Apple has recently received quite a lot of attention from parties, due to its usage of the term 'App Store'. The Cupertino-based company opposed Microsoft's usage of the term, claiming it to be an abbreviation of 'Apple Store', as opposed to 'App Store', which the majority of people likely assumed it to be. Unsurprisingly, the Californian company was opposed for taking this stance, but they remained firm. As reported by MacRumors, the company continues to remain firm against the usage of what Microsoft argued was a 'generic term'.
A small company called Amahi was recently served with a cease and desist letter from Apple for using the same term. The small, open-source start-up is relatively unknown, though Apple sent the official letter to the owner regardless. The owner of the company has now turned to his own users, asking them to help create a non-infringing name for the company application marketplace instead. Apple has also targeted smaller groups still, including the owner of a website called "pcappstore.com". This domain has been the property of the site owner since November 2008, shortly after Apple's debut of the 'App Store' for iDevices. Apple has not yet received the term 'App Store' as a registered trademark, having requested it in July 2008. The Patent and Trademark Office agreed to tentatively grant the trademark in January 2010, but published it for opposition.
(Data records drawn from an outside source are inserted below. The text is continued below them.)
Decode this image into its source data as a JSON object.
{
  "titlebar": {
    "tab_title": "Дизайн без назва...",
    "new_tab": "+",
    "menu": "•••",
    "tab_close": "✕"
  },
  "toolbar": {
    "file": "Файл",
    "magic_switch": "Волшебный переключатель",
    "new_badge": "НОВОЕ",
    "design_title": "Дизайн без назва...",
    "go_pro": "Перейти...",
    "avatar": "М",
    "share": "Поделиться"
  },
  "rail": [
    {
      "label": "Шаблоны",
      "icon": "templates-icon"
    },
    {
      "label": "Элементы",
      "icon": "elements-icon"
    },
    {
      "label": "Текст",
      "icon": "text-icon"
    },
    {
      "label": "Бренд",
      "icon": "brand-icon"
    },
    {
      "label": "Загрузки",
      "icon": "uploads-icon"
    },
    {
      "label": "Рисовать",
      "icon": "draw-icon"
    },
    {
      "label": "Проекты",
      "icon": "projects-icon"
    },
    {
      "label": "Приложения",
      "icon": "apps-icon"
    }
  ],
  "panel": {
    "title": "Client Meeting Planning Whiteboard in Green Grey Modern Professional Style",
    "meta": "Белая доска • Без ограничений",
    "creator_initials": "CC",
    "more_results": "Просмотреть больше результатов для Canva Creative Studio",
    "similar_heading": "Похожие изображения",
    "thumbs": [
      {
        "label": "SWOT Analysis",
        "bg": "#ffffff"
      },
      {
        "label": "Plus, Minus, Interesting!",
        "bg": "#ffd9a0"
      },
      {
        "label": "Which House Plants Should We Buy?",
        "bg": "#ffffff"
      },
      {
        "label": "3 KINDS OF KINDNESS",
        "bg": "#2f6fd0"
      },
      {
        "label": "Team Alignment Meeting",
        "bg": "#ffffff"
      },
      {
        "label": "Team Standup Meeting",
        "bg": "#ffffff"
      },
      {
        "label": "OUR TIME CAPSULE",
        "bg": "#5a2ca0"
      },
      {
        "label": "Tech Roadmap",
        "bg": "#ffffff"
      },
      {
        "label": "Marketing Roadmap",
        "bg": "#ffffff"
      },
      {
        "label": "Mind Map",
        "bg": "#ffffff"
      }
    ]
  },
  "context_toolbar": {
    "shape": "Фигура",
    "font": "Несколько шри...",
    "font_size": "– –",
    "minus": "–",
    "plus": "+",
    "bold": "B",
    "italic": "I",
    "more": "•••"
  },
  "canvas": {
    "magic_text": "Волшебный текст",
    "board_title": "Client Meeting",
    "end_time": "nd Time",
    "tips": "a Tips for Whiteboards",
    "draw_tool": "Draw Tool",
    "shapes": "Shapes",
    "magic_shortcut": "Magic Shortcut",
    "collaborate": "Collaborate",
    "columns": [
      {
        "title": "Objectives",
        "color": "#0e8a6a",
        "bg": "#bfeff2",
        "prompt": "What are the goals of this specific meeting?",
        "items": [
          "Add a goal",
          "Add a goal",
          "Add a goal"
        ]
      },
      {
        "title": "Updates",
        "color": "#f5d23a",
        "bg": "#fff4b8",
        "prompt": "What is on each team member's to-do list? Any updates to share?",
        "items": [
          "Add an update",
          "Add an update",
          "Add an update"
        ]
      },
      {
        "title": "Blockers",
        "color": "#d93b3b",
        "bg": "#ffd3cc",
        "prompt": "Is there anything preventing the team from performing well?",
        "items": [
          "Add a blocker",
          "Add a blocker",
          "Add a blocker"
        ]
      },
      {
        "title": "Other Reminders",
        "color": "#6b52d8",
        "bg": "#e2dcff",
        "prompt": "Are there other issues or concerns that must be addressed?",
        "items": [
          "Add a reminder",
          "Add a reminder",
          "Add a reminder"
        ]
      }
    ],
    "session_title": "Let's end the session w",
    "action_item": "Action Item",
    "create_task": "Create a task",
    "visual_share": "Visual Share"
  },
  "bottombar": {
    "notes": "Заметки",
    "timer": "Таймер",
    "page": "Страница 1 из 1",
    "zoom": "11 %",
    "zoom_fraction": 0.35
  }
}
Microsoft appears to be leading the charge for opposition. Apple has also demanded control of the "pcappstore.com" domain, stating that there is a potential for customer confusion.
These actions may appeal somewhat harsh, and the company has provided Amahi with a letter requesting a halt to the usage of the term "App Store", as well as asking them to "refrain from such uses in the future". Amahi themselves had the following to say:
Why Amahi? Why pick on such a small target when there are so many people using the app store term? Amahi is a Open Source startup, and is not even in the mobile space. We may never know ...